Day 6( 22nd feb):
We were in Kolhapur by 10:30am, visited the Mahalakshmi temple and took our bikes to the railway station. First task was to empty the fuel tanks. We were always skeptical about running into problems while shipping our bikes from a new town with people speaking a different language. At first, the station master refused to allow 4 bikes at one go in a train giving reasons of perishable goods(which get first priority). Later on, we slowly found out that his refusal was only to extort some money from us. In comparison to Bangalore where we had to pay separately for the guys who packed our bikes, porters who placed our bikes in the lugguage compartment and needless to say about the bribe given to the officials. It turned out relatively simple in Kolhapur (a city alien to us in comparison to Namma Bengaluru). The porters charged 160 per bike (charges included packing and porting). And the station master agreed to make 2 separate challans including 2 bikes in each. He charged us 3k for 4 bikes (legal charges being 2.6k).
Slept through most of our journey with some bird-watching sessions in-between. Our boys exchanged 2 of our seats in another compartment and found out that the compartment was later occupied by a big group of college girls. Poor we.. :P spent most of our time trying to figure out how to get back our lost seats.
Day 7 (feb 23rd):
The train reached Bengaluru in time(by 7:40am) and we were back to our own greedy and corrupt Namma bengaluru. All the fun we had in the past few days drained down seeing the railway officials openly begging for bribe. Firstly, we had to pay the officer for doing a great treacherous job of signing on the challans (80Rs). Next was the shameless railway police.. he started arguing with us saying we had not emptied the fuel tanks of our bikes and he’ll lodge a complaint against us. He argued saying he could easily take out 3 litres of petrol from our bikes. From inside, we felt like challenging him by asking him to do so.. but as all knew, emptying a fuel tank without a single drop of petrol is next to impossible. Though not 3 liters, even if he could collect 100-200ml of fuel from all the bikes collectively, he could screw us. We were at the receiving end, had to shell out around 400Rs. This was discounted price, since we had one ‘policana maga’ in our group. May God save the rest. This was not the end, we had to shell out another 200Rs at the exit gate. Again thanking the Railway policeman for doing his duty of signing us off, we paid him his dues. As if this was not enough, porters swarming us to unpack our bikes. Just imagine the plight of new comers to Bengaluru if this was the reception localites got. Can’t help it.. however it is, it’s “Namma Bengaluru”.

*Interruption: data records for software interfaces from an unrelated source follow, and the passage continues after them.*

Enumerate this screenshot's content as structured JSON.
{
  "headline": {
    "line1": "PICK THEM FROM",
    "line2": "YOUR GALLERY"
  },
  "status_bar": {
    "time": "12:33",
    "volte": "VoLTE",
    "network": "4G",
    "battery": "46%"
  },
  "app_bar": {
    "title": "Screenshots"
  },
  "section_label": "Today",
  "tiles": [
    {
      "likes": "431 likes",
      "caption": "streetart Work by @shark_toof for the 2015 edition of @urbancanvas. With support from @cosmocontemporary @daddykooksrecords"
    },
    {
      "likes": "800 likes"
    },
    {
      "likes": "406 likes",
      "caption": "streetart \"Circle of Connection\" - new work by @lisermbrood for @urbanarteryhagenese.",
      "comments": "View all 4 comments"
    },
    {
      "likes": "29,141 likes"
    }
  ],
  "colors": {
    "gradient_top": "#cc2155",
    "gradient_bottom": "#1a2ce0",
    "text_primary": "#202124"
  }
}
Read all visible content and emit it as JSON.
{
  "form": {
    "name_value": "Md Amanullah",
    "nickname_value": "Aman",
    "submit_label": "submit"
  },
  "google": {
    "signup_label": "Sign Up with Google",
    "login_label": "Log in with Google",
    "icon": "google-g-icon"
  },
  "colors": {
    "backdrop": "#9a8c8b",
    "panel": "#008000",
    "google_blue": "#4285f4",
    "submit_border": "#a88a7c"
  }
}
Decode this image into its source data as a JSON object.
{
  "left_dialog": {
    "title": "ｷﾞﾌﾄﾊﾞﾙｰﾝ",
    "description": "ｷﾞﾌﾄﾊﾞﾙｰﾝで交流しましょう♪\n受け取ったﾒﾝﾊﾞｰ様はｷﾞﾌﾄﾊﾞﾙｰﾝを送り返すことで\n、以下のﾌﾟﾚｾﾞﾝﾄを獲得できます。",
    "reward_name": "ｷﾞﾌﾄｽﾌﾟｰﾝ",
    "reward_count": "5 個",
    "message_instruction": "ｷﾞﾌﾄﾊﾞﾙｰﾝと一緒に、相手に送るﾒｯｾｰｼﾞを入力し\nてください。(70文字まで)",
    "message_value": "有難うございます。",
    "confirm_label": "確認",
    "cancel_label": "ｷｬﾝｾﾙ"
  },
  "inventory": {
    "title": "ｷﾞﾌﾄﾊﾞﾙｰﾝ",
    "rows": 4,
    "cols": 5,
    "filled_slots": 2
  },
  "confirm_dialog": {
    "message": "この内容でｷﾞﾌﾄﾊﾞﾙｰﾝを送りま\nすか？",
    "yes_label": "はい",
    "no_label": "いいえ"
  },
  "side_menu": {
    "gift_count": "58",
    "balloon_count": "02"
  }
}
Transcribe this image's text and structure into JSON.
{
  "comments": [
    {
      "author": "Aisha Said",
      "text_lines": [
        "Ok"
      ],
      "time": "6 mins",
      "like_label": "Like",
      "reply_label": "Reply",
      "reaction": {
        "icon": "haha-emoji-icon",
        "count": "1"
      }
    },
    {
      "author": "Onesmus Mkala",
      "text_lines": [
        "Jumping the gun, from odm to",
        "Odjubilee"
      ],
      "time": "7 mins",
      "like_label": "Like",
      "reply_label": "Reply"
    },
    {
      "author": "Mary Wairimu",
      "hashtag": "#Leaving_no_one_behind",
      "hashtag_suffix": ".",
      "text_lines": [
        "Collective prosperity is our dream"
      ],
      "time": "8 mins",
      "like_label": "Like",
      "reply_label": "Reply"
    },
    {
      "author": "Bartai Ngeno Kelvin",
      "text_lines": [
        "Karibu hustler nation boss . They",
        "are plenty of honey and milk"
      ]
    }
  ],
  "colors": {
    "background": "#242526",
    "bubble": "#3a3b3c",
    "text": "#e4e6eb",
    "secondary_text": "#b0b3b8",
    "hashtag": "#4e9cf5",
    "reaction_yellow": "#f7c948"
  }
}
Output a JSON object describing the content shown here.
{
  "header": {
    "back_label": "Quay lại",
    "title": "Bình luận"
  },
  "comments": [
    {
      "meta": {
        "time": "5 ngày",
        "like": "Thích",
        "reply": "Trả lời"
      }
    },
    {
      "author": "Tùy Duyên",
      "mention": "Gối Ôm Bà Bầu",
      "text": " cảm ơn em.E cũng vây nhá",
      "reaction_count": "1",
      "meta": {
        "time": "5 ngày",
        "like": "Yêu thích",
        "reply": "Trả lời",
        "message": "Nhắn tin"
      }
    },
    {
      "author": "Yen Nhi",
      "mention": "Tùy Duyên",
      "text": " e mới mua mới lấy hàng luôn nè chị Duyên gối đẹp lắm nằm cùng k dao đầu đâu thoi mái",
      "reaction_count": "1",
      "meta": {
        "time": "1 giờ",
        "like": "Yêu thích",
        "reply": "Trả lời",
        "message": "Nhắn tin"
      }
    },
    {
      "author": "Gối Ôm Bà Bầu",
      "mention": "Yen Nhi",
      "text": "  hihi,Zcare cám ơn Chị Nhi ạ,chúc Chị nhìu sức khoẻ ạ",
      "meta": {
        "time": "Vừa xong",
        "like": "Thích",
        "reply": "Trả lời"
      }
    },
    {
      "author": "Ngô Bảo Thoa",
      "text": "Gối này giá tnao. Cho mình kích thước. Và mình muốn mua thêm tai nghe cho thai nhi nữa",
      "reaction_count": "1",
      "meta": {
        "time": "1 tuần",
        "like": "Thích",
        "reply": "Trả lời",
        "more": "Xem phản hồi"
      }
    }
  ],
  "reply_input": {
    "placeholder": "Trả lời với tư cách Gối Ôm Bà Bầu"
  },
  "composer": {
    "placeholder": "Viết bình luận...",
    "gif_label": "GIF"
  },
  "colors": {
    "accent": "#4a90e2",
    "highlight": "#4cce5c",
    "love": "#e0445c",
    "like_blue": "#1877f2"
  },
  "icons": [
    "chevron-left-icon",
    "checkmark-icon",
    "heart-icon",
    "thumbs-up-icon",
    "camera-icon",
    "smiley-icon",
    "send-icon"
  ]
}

Thus ended our bike trip with a few new scratches added on our bikes, few more kms added to our tachometers and loads of memories/fun added to our hearts.
To summarize in few words, though we couldn’t see as many places as we had planned initially, we savored whatever places we could cover. Had pavs until we could have no more (Vadapav, usal pav, missal pav, pavs and pavs for all meals. God knows who taught those people to eat pavs). Drank to the hearts content ( sol kadi, kokam kadi, jamun juice, kachcha aam juice, amla juice.. wow so many varieties. Needless to say, boozers had their nights too). Winding roads, lush green fields, pristine beaches, mountains piercing the skies, forts adding a few more metres to the mountains, smiling people and lots of fun; that’s Konkan.